→ STORED DATA
==*==

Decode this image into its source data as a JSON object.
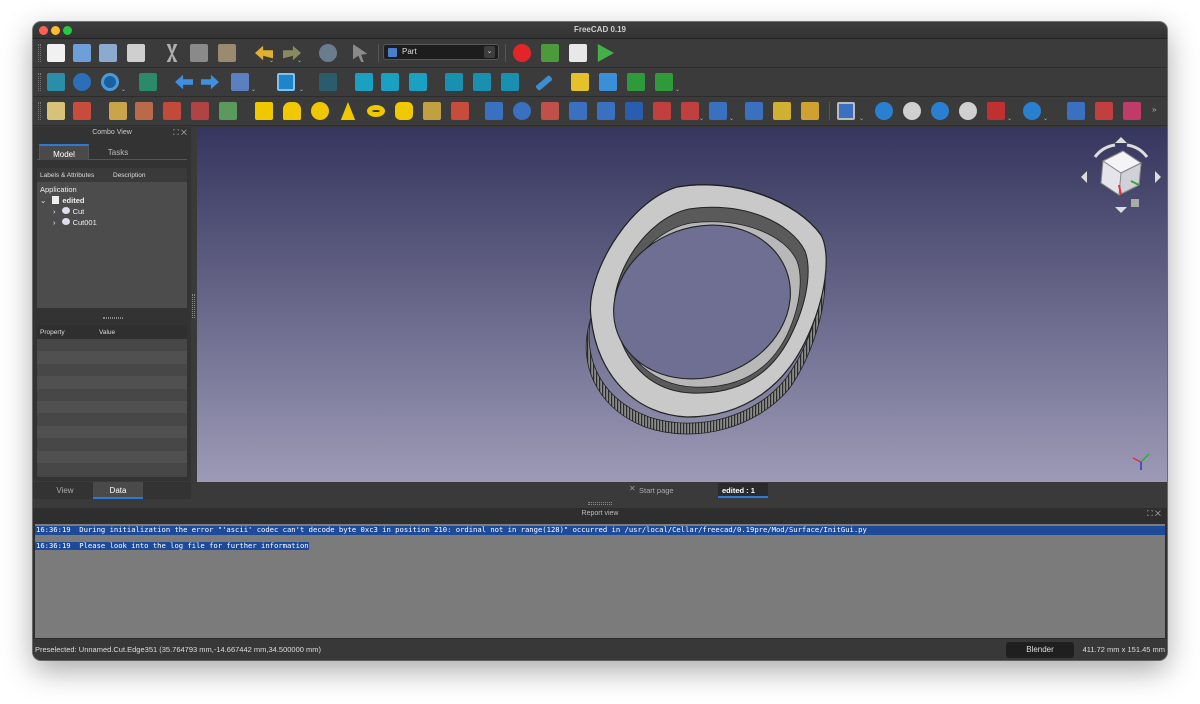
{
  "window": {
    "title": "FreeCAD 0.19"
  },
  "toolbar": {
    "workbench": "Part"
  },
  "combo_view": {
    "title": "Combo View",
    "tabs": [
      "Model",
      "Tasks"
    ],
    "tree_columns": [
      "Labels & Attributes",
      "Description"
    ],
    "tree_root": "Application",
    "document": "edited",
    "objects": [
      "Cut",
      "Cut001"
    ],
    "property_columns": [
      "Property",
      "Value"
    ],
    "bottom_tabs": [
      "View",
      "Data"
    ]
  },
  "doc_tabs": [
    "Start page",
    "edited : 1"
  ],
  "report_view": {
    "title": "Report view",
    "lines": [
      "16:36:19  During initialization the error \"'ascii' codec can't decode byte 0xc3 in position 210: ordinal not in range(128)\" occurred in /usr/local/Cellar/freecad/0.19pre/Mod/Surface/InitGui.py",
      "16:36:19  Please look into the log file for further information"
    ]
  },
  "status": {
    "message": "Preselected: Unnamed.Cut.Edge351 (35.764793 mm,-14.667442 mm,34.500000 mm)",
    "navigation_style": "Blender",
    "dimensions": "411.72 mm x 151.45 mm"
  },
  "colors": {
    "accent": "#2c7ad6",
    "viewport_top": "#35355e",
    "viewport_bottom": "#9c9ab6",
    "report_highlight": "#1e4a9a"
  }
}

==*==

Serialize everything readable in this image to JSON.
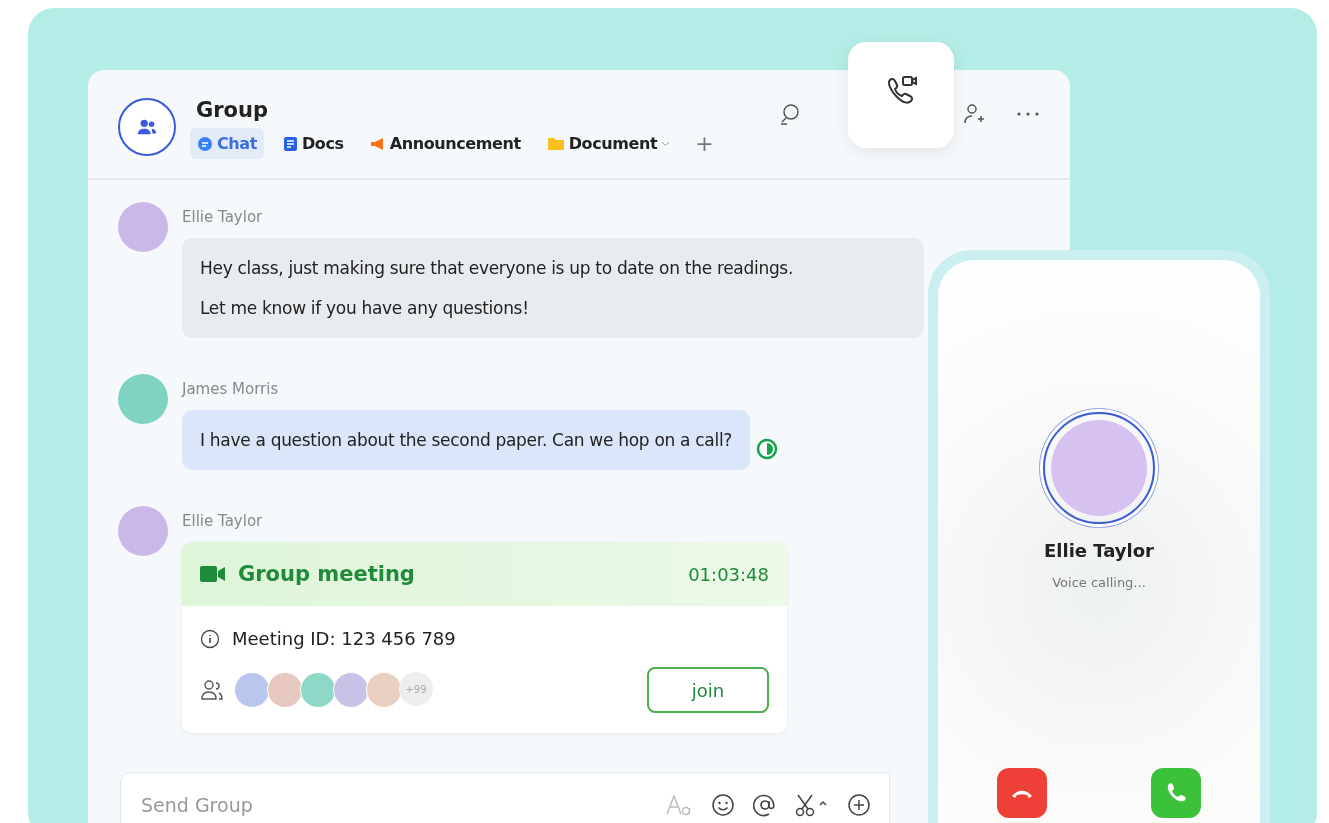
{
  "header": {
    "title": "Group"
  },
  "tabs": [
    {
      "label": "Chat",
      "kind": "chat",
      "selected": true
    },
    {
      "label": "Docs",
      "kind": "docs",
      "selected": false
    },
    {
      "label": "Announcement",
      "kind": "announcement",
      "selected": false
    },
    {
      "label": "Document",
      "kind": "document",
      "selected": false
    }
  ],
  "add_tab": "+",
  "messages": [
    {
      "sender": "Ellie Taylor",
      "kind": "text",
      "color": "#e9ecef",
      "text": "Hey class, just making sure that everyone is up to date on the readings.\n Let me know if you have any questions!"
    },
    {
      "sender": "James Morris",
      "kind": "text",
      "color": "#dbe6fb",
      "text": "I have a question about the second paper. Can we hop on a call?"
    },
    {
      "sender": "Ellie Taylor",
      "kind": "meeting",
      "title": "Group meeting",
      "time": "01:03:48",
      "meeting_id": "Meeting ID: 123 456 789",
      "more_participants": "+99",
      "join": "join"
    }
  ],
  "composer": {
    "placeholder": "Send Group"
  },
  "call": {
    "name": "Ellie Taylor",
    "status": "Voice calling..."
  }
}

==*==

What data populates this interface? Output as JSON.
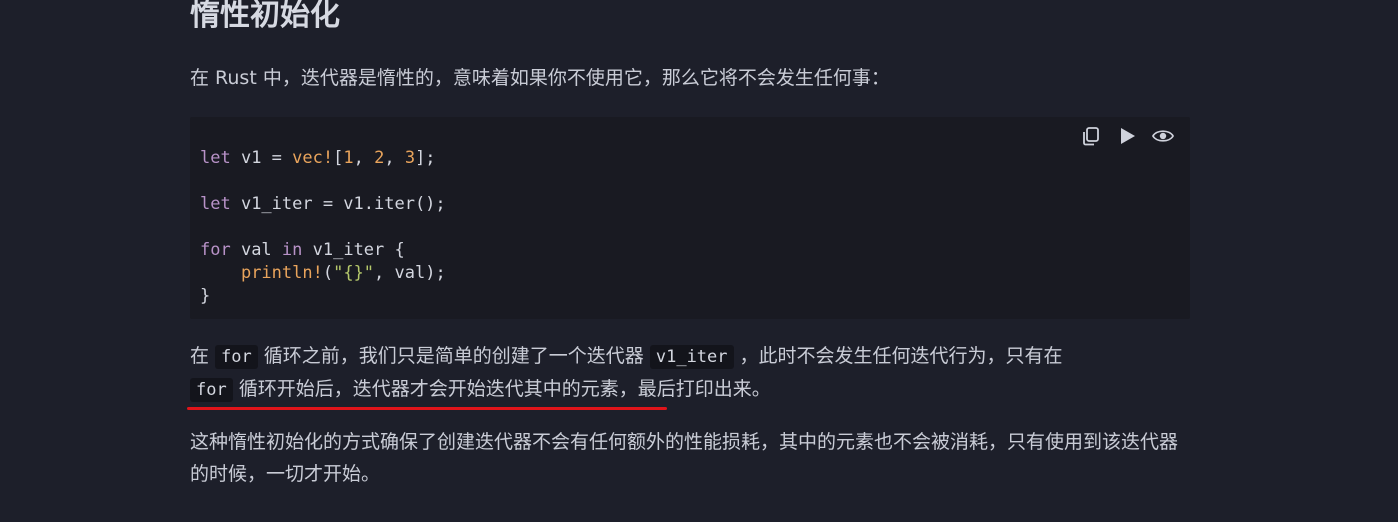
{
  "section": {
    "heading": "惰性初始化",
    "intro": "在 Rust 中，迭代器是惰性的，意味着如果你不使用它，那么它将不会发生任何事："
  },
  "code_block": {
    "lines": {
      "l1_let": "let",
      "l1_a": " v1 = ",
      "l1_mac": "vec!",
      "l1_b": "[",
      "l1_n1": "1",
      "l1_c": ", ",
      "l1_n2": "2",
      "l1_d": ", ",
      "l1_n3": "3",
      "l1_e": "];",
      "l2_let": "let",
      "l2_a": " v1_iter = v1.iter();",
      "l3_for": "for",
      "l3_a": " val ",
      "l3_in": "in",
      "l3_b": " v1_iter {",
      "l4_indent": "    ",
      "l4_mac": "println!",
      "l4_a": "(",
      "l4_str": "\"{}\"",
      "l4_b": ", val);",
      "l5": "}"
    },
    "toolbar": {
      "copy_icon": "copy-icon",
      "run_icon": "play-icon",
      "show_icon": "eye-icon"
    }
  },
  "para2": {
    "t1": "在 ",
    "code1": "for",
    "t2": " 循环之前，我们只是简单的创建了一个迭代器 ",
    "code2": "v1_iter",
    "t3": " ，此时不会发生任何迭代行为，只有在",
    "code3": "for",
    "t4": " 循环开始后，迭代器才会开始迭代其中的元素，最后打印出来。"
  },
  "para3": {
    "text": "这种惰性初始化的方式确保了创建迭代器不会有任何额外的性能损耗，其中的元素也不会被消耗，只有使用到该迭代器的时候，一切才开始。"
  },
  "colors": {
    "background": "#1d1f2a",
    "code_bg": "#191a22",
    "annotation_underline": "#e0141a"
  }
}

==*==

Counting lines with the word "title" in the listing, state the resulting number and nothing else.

→ TASK RESPONSE
5